NFL commissioner Roger Goodell believed a deal would be reached with regular officials before the negativity of questionable calls Sunday night and Monday night spurred greater urgency.
"It doesn't always happen at the speed we all would like it to happen," Goodell said. "They were very anxious to get back on the field. I believe we would've reached an agreement this week.
"I think there was pressure on all of us to get an agreement done," Goodell said.
Goodell, as a fan of the NFL, said he'd never want to see a game marred by officiating as Monday's clearly was.
"You never want to see a game end like that," he said. "You always want to try to avoid those controversial plays -- especially at the end of the game."
Goodell said he was sorry to put fans through the lockout and recognized Packers fans feel they were robbed of a victory at Seattle on Monday.
"Anytime you have these controversies, they stay with us," Goodell said. "There are a lot of calls that are looked back in history. That's a part of sports. That's a part of history. ... I know the great Packer fans -- as frustrating and disappointed as they are in the outcome -- they also understand that's something that's happened for decades."

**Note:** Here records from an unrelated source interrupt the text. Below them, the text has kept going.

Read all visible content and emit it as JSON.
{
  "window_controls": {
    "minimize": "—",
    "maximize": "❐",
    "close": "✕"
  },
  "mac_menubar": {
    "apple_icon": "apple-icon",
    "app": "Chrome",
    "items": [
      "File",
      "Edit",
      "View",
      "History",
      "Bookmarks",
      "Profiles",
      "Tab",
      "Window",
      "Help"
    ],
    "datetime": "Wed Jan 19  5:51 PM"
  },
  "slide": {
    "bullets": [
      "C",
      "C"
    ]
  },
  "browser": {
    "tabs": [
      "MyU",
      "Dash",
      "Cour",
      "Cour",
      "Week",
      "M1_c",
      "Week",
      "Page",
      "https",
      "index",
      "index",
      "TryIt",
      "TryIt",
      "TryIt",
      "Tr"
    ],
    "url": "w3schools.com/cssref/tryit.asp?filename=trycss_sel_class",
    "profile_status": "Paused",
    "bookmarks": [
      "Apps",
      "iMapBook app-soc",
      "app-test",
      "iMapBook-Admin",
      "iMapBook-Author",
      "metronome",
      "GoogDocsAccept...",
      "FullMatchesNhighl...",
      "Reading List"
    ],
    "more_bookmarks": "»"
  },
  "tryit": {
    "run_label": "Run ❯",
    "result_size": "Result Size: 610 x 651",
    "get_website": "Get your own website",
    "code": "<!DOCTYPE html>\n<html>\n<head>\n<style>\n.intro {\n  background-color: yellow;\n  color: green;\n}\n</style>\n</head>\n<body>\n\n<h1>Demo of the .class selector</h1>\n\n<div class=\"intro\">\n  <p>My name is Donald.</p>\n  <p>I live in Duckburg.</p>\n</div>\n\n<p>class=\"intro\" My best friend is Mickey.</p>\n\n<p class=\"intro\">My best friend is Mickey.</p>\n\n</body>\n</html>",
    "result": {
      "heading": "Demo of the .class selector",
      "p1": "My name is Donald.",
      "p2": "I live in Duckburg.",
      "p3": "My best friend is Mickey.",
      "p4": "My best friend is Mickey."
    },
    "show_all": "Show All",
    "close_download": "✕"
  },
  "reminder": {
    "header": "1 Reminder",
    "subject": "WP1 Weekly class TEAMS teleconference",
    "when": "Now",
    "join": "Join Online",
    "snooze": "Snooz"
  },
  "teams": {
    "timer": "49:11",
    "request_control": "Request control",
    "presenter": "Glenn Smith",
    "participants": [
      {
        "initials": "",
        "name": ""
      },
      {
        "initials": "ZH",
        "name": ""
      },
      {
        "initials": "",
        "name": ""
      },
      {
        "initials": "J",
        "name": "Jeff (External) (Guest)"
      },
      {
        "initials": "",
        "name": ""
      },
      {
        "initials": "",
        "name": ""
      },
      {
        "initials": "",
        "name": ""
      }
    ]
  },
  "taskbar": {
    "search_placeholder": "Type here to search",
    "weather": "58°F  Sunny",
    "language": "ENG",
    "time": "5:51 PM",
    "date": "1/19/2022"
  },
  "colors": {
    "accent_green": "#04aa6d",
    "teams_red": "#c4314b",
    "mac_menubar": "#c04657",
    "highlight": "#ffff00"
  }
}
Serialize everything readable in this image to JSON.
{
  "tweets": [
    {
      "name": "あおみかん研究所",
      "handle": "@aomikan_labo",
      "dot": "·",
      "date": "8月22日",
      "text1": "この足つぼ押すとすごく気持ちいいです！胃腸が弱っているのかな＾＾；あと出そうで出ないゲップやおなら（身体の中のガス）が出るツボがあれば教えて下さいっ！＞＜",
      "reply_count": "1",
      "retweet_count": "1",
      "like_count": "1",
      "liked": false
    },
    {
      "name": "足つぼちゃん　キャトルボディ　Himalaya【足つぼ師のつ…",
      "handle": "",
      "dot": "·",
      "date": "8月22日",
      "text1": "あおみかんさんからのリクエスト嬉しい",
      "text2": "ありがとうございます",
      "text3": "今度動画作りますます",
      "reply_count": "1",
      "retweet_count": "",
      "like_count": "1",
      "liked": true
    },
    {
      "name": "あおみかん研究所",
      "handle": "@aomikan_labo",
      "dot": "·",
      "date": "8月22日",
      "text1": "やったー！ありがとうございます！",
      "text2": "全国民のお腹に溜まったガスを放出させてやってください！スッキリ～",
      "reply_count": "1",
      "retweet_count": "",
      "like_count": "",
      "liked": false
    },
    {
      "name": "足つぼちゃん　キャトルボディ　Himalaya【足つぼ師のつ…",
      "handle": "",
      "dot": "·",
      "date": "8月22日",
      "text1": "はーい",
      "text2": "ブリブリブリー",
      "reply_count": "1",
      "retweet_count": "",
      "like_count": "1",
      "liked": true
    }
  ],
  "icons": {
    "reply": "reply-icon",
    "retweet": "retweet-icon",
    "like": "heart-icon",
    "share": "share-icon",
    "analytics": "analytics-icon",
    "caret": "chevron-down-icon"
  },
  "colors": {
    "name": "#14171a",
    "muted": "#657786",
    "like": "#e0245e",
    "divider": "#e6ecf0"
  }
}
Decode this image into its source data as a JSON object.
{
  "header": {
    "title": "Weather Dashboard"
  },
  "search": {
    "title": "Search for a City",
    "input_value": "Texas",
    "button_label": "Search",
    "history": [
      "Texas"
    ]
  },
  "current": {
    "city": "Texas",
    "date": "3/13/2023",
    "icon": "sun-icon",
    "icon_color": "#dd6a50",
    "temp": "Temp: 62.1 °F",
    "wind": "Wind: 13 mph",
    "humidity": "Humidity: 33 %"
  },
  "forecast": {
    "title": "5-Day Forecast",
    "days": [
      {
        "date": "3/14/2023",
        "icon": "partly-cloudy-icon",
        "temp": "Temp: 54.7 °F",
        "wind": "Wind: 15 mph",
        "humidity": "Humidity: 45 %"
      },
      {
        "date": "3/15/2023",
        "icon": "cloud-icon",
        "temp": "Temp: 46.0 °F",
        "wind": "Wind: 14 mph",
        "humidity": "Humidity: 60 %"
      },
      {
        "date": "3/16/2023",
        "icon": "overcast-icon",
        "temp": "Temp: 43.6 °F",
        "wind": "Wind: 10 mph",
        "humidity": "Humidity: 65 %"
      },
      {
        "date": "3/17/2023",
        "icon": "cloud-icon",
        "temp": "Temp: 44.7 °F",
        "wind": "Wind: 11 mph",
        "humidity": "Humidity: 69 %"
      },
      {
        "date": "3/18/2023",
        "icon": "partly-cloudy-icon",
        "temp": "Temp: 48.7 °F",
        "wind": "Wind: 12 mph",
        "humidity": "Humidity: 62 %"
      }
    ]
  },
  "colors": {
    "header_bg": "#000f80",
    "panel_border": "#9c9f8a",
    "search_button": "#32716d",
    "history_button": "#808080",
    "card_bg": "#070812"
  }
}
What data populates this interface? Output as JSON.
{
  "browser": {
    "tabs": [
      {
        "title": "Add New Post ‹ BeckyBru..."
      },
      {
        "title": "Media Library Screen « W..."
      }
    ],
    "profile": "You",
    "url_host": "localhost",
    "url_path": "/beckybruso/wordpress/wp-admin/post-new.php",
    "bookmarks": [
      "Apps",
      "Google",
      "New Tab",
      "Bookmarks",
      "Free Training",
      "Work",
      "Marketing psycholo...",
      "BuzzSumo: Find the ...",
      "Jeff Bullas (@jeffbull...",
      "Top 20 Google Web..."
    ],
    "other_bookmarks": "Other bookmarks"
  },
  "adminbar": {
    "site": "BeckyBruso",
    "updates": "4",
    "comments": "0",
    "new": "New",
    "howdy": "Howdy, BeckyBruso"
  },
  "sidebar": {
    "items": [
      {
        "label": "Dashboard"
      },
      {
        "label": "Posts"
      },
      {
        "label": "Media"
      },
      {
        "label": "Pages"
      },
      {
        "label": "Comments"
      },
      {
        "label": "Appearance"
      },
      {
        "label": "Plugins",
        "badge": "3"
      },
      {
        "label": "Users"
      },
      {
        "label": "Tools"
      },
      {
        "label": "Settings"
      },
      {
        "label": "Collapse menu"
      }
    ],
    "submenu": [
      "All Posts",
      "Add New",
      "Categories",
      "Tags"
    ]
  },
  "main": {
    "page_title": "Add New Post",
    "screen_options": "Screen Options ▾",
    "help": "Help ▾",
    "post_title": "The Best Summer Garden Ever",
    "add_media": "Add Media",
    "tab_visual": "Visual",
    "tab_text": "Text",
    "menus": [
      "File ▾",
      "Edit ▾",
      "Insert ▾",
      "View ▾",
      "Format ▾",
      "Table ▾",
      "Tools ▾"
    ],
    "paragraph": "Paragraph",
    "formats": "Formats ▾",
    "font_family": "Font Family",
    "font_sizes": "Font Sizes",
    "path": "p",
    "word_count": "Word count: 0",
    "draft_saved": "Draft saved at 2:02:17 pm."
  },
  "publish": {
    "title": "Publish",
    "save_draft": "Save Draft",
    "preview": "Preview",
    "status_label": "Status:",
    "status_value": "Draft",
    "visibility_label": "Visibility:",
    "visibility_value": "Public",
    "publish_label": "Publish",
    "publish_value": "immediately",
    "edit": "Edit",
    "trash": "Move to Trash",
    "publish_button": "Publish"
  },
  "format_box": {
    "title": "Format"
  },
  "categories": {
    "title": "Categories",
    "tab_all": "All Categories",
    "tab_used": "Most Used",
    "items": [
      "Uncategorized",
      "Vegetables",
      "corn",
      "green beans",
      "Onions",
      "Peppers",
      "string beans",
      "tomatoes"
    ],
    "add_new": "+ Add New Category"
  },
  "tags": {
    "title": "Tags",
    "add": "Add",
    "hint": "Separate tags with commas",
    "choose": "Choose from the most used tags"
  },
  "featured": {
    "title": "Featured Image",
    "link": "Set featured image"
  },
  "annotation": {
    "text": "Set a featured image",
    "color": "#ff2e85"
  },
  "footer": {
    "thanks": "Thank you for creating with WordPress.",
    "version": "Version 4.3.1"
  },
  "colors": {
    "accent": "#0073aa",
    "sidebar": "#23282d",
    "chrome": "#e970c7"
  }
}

Goodell said it was a personal priority for Week 4 to have all games covered by regular officials. The crew of Gene Steratore stepped forward to work Thursday's game at Baltimore.
The result of marathon negotiations Tuesday and Wednesday was an eight-year agreement that Goodell said believes was important to the future of the game.
"We were in intensive negotiations the last 10 days," Goodell said. "This was the right thing for the game. This was the right thing to do. Get the officials back on the field, get this thing concluded. That's what everyone's objective was."